### Web page and app entries
++++++

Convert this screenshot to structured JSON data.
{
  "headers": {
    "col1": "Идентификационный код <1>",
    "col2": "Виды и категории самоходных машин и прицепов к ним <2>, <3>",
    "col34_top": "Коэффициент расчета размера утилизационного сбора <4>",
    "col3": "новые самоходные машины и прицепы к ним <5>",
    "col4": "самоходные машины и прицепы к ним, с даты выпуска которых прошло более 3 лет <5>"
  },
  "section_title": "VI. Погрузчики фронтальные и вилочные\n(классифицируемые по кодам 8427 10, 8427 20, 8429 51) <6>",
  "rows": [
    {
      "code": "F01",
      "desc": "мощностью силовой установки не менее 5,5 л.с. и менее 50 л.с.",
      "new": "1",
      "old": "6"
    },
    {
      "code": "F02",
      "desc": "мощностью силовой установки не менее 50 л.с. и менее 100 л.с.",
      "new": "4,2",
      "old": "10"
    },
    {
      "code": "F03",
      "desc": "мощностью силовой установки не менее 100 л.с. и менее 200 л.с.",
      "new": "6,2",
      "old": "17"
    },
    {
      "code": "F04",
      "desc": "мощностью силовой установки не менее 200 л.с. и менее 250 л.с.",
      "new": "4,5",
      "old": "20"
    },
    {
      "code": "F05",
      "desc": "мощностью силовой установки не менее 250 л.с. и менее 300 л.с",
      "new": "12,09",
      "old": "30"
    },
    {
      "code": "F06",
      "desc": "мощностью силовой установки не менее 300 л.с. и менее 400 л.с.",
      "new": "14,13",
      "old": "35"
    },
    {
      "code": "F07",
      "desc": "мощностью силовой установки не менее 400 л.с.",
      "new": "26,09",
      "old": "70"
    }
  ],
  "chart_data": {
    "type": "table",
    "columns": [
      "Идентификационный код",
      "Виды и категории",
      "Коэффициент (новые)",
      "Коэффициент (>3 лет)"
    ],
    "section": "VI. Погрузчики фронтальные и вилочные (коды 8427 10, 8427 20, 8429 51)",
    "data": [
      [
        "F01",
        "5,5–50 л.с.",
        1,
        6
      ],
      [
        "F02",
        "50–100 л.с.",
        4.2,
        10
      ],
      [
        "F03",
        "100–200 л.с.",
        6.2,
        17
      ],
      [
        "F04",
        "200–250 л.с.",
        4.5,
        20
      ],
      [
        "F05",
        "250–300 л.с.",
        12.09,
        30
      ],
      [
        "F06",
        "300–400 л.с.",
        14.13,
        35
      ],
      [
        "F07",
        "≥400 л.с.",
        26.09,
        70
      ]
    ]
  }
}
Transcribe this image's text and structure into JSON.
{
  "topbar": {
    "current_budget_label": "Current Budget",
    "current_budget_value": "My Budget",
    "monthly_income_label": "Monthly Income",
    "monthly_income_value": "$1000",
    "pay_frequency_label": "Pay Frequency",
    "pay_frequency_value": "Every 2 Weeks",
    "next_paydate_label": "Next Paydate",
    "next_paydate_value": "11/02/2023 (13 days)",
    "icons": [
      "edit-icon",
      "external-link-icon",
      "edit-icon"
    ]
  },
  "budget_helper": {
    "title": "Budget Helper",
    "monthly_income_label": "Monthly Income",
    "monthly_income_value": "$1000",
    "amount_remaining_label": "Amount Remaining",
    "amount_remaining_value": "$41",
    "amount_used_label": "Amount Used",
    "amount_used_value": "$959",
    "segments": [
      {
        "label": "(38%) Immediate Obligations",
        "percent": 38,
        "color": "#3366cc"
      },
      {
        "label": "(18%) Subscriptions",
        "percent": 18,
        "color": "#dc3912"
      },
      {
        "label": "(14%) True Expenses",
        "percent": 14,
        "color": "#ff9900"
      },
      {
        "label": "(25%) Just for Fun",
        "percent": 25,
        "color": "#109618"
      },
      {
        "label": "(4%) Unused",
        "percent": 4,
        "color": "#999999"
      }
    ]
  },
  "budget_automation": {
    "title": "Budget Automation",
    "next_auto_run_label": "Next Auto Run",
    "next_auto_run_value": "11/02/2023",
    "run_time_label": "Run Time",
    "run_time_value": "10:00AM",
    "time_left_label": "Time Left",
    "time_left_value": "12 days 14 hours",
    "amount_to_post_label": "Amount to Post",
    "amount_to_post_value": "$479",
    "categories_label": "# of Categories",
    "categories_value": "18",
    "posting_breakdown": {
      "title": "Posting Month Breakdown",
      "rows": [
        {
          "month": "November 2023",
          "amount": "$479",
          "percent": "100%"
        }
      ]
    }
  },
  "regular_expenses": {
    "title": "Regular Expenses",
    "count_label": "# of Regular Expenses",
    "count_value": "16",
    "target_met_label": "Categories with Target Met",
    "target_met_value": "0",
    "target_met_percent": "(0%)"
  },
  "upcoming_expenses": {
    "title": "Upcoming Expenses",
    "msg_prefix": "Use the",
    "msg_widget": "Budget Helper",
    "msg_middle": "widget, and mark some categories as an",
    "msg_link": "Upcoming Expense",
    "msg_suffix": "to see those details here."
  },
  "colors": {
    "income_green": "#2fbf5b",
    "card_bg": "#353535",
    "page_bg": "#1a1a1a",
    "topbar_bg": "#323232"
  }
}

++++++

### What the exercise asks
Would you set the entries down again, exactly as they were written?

### Solved problem
Convert this screenshot to structured JSON data.
{
  "headers": {
    "col1": "Идентификационный код <1>",
    "col2": "Виды и категории самоходных машин и прицепов к ним <2>, <3>",
    "col34_top": "Коэффициент расчета размера утилизационного сбора <4>",
    "col3": "новые самоходные машины и прицепы к ним <5>",
    "col4": "самоходные машины и прицепы к ним, с даты выпуска которых прошло более 3 лет <5>"
  },
  "section_title": "VI. Погрузчики фронтальные и вилочные\n(классифицируемые по кодам 8427 10, 8427 20, 8429 51) <6>",
  "rows": [
    {
      "code": "F01",
      "desc": "мощностью силовой установки не менее 5,5 л.с. и менее 50 л.с.",
      "new": "1",
      "old": "6"
    },
    {
      "code": "F02",
      "desc": "мощностью силовой установки не менее 50 л.с. и менее 100 л.с.",
      "new": "4,2",
      "old": "10"
    },
    {
      "code": "F03",
      "desc": "мощностью силовой установки не менее 100 л.с. и менее 200 л.с.",
      "new": "6,2",
      "old": "17"
    },
    {
      "code": "F04",
      "desc": "мощностью силовой установки не менее 200 л.с. и менее 250 л.с.",
      "new": "4,5",
      "old": "20"
    },
    {
      "code": "F05",
      "desc": "мощностью силовой установки не менее 250 л.с. и менее 300 л.с",
      "new": "12,09",
      "old": "30"
    },
    {
      "code": "F06",
      "desc": "мощностью силовой установки не менее 300 л.с. и менее 400 л.с.",
      "new": "14,13",
      "old": "35"
    },
    {
      "code": "F07",
      "desc": "мощностью силовой установки не менее 400 л.с.",
      "new": "26,09",
      "old": "70"
    }
  ],
  "chart_data": {
    "type": "table",
    "columns": [
      "Идентификационный код",
      "Виды и категории",
      "Коэффициент (новые)",
      "Коэффициент (>3 лет)"
    ],
    "section": "VI. Погрузчики фронтальные и вилочные (коды 8427 10, 8427 20, 8429 51)",
    "data": [
      [
        "F01",
        "5,5–50 л.с.",
        1,
        6
      ],
      [
        "F02",
        "50–100 л.с.",
        4.2,
        10
      ],
      [
        "F03",
        "100–200 л.с.",
        6.2,
        17
      ],
      [
        "F04",
        "200–250 л.с.",
        4.5,
        20
      ],
      [
        "F05",
        "250–300 л.с.",
        12.09,
        30
      ],
      [
        "F06",
        "300–400 л.с.",
        14.13,
        35
      ],
      [
        "F07",
        "≥400 л.с.",
        26.09,
        70
      ]
    ]
  }
}
Transcribe this image's text and structure into JSON.
{
  "topbar": {
    "current_budget_label": "Current Budget",
    "current_budget_value": "My Budget",
    "monthly_income_label": "Monthly Income",
    "monthly_income_value": "$1000",
    "pay_frequency_label": "Pay Frequency",
    "pay_frequency_value": "Every 2 Weeks",
    "next_paydate_label": "Next Paydate",
    "next_paydate_value": "11/02/2023 (13 days)",
    "icons": [
      "edit-icon",
      "external-link-icon",
      "edit-icon"
    ]
  },
  "budget_helper": {
    "title": "Budget Helper",
    "monthly_income_label": "Monthly Income",
    "monthly_income_value": "$1000",
    "amount_remaining_label": "Amount Remaining",
    "amount_remaining_value": "$41",
    "amount_used_label": "Amount Used",
    "amount_used_value": "$959",
    "segments": [
      {
        "label": "(38%) Immediate Obligations",
        "percent": 38,
        "color": "#3366cc"
      },
      {
        "label": "(18%) Subscriptions",
        "percent": 18,
        "color": "#dc3912"
      },
      {
        "label": "(14%) True Expenses",
        "percent": 14,
        "color": "#ff9900"
      },
      {
        "label": "(25%) Just for Fun",
        "percent": 25,
        "color": "#109618"
      },
      {
        "label": "(4%) Unused",
        "percent": 4,
        "color": "#999999"
      }
    ]
  },
  "budget_automation": {
    "title": "Budget Automation",
    "next_auto_run_label": "Next Auto Run",
    "next_auto_run_value": "11/02/2023",
    "run_time_label": "Run Time",
    "run_time_value": "10:00AM",
    "time_left_label": "Time Left",
    "time_left_value": "12 days 14 hours",
    "amount_to_post_label": "Amount to Post",
    "amount_to_post_value": "$479",
    "categories_label": "# of Categories",
    "categories_value": "18",
    "posting_breakdown": {
      "title": "Posting Month Breakdown",
      "rows": [
        {
          "month": "November 2023",
          "amount": "$479",
          "percent": "100%"
        }
      ]
    }
  },
  "regular_expenses": {
    "title": "Regular Expenses",
    "count_label": "# of Regular Expenses",
    "count_value": "16",
    "target_met_label": "Categories with Target Met",
    "target_met_value": "0",
    "target_met_percent": "(0%)"
  },
  "upcoming_expenses": {
    "title": "Upcoming Expenses",
    "msg_prefix": "Use the",
    "msg_widget": "Budget Helper",
    "msg_middle": "widget, and mark some categories as an",
    "msg_link": "Upcoming Expense",
    "msg_suffix": "to see those details here."
  },
  "colors": {
    "income_green": "#2fbf5b",
    "card_bg": "#353535",
    "page_bg": "#1a1a1a",
    "topbar_bg": "#323232"
  }
}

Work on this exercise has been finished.